Take the 2-minute tour ×
Stack Overflow is a question and answer site for professional and enthusiast programmers. It's 100% free, no registration required.

new guy here. I am trying to learn C++ using Mac OS X and am having serious issues getting a debugger to work in either Eclipse or Netbeans (cannot get gdb for some crazy reason) so have decided to try my hand in Xcode. I have a simple sort program written but don't know how to get the output file to populate. Here's what I've done so far:

  1. Created a list of names and saved it in the Sort folder as Names.txt.
  2. Went into the "edit scheme" tab in Xcode and added the two arguments Names.txt and Output.txt.
  3. Ran the program with no errors or issues but Output.txt does not get created.
  4. In Xcode, I pulled Names.txt in with the "add file to sort" and also created a blank Output.txt file and saved it in the Sort folder. I then pulled Output.txt into Xcode as well.
  5. Ran the program and still have a blank Output.txt file.

Here is the code as written:

#include <iostream>
#include <fstream>
#include <string>
using namespace std;

// Constants
#define BUFFER_SIZE 50
#define ARRAY_SIZE 20

// Global variables
int numElements = 0;

//function prototypes
void sort(string elements[]);  // sort an array of strings in ascending order

void swap(string& s1, string& s2); // swap s1 and s2

int main(int argc, char *argv[])
{
    char buffer[BUFFER_SIZE];
    string listOfNames[ARRAY_SIZE];

    string inputFileName;
    string outputFileName;
    ifstream inputFile;
    ofstream  outputFile;
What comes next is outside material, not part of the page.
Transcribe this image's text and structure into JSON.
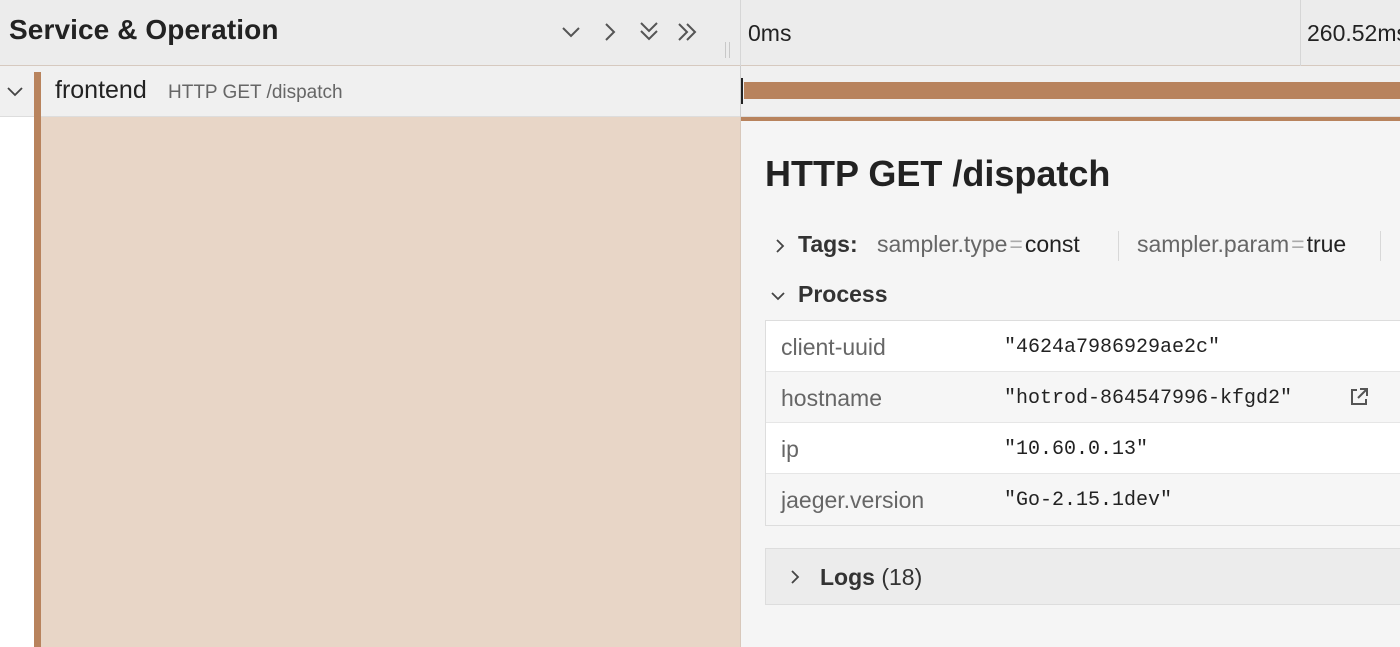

    if(argc != 3) {
        cout << "Error: Please enter input and output files ";
        cout << "as command line arguments !" << endl;
    }
    else {
        inputFileName = argv[1];
        outputFileName = argv[2];
        inputFile.open(inputFileName.c_str());
        outputFile.open(outputFileName.c_str());

        // Read names from input file and store into array
        while(!inputFile.eof() && numElements < (ARRAY_SIZE - 1)) {
            inputFile.getline(buffer, BUFFER_SIZE);
            string p = string(buffer);
            listOfNames[numElements] = p;
            numElements++;
        }
        // Sort elements in array
        sort(listOfNames);
        // Print elements in array to output file
        for(int i = 0; i < numElements; i++) {
            outputFile << listOfNames[i] << endl;
        }
        inputFile.close();
        outputFile.close();
    }
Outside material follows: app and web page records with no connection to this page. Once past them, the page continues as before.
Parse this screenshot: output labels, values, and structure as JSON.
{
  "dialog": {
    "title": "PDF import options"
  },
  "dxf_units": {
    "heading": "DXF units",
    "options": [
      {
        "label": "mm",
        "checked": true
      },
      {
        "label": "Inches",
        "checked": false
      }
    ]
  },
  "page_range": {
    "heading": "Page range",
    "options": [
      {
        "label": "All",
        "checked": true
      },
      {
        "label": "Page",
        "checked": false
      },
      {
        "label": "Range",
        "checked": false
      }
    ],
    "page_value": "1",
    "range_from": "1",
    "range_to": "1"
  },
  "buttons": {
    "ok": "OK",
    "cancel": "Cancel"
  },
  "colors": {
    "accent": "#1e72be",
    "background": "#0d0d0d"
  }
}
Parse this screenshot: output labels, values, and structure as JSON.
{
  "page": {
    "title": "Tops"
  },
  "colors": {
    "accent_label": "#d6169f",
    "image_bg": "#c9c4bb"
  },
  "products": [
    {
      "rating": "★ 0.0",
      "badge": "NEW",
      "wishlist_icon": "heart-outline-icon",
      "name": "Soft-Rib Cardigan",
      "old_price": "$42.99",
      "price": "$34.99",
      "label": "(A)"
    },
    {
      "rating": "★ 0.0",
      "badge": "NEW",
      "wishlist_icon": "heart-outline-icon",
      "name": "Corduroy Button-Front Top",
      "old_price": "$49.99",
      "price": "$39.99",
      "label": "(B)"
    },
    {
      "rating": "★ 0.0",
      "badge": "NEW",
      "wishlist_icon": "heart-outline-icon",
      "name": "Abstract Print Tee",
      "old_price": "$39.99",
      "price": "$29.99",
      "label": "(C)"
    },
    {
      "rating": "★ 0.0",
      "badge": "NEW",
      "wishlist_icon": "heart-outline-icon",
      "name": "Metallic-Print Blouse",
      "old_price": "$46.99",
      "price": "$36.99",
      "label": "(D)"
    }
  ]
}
    cout << "Sorting done!!!" << endl;

    return 0;
}// end main


// perform bubble sort
// sort names in ascending order
void sort(string elements[]) {
    bool change = true;

    while(change) {
        change = false;
        for (int i = 0; i < (numElements - 1); i++) {
            if (elements[i] > elements[i + 1]) {
                swap(elements[i], elements[i+1]);
            change = true;
            }
        }
    }
}

// swapping 2 string
void swap(string& s1, string& s2) {
    string temp = s1;
    s1 = s2;
    s2 = temp;
}

I am confident the code is correct as it works in Eclipse...I just don't know how to get the Xcode to produce the output file.

share|improve this question
    
How do you know Output.txt doesn't get created? Where do you specify the file path? –  nhgrif Oct 11 '13 at 21:02
    
I am adding Output.txt as an argument in the edit scheme of Sort. It should build in the same folder as Sort.cpp shouldn't it? Please let me know if I'm wrong but I can't find any Output.txt on my computer other than the copy I made myself, which remains blank. –  user2722670 Oct 11 '13 at 21:06
    
If you're using a recent mac os, then instead of using gdb, you should be using lldb. You could use a cout of getcwd to determine where your app is running from and where you should find the file. –  Petesh Oct 11 '13 at 21:16

1 Answer 1

The issue is almost certainly that you're not looking in the program's working directory. That's where 'Output.txt' is being created, and IIRC by default it's in a directory Xcode creates for the project in Xcode's Application Support area inside your ~/Library folder.

You can set the working directory in the scheme, I believe. You can also use the Organizer to open up the folder Xcode creates for the project.

Note that this affects both your Output.txt and your Names.txt; std::ifstream won't open a file just because you've added it to the Xcode project. You either need to use an absolute path or put the file in the working directory.

It should build in the same folder as Sort.cpp

Nope. It will be created in the 'current working directory' that your program runs with. Different IDEs will set that to be different places. If you run your program from the Terminal.app then it will be whatever location you are in when you run the program.

I can't find any Output.txt on my computer

Since the default location is somewhere inside ~/Library directory searches in the Finder will only find the file if you check the option 'search system folders', or whatever it's called. Better to just look up what Xcode sets the current working directory to in your scheme or in Xcode's organizer.

share|improve this answer

Your Answer

 
discard

By posting your answer, you agree to the privacy policy and terms of service.

Not the answer you're looking for? Browse other questions tagged or ask your own question.